Nevertheless, ethnic background is closely connected with area of residence, with people of color and whites frequently residing apart. Varying susceptibility to health hazards is associated with various residence locations (Gee and Payne-Sturges). Local stressors and pollution sources, in particular, contribute to poor health, which is mitigated by neighborhood services. Systemic variables influence the confines within which health promotion is achievable, as well as the current status of stressors, resources, and pollutants in a neighborhood. Minorities usually reside in neighborhoods with a poorer doctor ratio and fewer medications (Gee and Payne-Sturges). In urban minority neighborhoods, medical centers are more inclined to shut. These results imply that stratified areas have systemic limitations in healthcare delivery.
The health effects of living in an area contaminated by environmental racism can be devastating for individuals and entire communities alike. For example, exposure to dangerous chemicals such as lead or asbestos can cause long-term health problems such as cancer or learning disabilities in young children who may come into contact with these substances through their homes or schools. In addition, many people who live in areas close to these industrial sites tend to suffer from higher asthma rates due to breathing in polluted air, which can increase the risk of heart attacks, strokes and even death if not treated properly. The health of these people is at risk because of their exposure to environmental pollution and other factors that lead to poor health outcomes. The concept of environmental justice is also essential for understanding issues related to environmental racism. It is based on the idea that everyone should have equal access to crucial ecological goods and services. It is the belief that individuals are all responsible for protecting the environment but that their actions must be fair and equitable.
Washington, Harriet A. A terrible thing to waste: Environmental racism and its assault on the American mind.
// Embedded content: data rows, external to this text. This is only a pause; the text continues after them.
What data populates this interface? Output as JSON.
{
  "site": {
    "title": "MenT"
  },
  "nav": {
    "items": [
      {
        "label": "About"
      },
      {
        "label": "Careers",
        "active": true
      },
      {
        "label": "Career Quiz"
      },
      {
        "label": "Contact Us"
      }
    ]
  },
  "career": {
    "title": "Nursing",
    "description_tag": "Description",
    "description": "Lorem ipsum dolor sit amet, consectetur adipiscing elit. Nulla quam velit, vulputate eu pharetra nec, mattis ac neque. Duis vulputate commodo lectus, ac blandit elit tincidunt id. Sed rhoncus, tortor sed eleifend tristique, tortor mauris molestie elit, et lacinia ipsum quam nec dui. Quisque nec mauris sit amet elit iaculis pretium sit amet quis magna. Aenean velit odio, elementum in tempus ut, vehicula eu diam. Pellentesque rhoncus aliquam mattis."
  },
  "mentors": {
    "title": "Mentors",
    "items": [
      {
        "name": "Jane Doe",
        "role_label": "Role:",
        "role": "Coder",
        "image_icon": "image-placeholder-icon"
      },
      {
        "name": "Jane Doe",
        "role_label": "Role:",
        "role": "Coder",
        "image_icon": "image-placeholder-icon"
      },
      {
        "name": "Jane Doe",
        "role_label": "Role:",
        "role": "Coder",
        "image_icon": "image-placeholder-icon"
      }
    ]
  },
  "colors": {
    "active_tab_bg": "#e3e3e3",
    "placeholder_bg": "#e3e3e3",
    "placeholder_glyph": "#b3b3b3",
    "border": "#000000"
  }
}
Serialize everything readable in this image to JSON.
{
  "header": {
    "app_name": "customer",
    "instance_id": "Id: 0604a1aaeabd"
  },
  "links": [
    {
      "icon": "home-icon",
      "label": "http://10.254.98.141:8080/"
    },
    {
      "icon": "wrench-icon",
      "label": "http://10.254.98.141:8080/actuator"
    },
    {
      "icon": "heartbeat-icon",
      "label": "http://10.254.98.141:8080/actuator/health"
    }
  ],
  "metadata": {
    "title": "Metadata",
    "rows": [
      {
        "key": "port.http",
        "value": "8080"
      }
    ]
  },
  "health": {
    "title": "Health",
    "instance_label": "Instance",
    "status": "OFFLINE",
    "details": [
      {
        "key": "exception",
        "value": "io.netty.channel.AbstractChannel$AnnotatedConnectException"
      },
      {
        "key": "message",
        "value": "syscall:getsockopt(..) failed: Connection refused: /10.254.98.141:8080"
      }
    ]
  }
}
Hachette UK, 2019.
Gee, Gilbert C., and Devon C. Payne-Sturges. “Environmental health disparities: a framework integrating psychosocial and environmental concepts.” Environmental health perspectives 112.17 (2004): 1645-1653.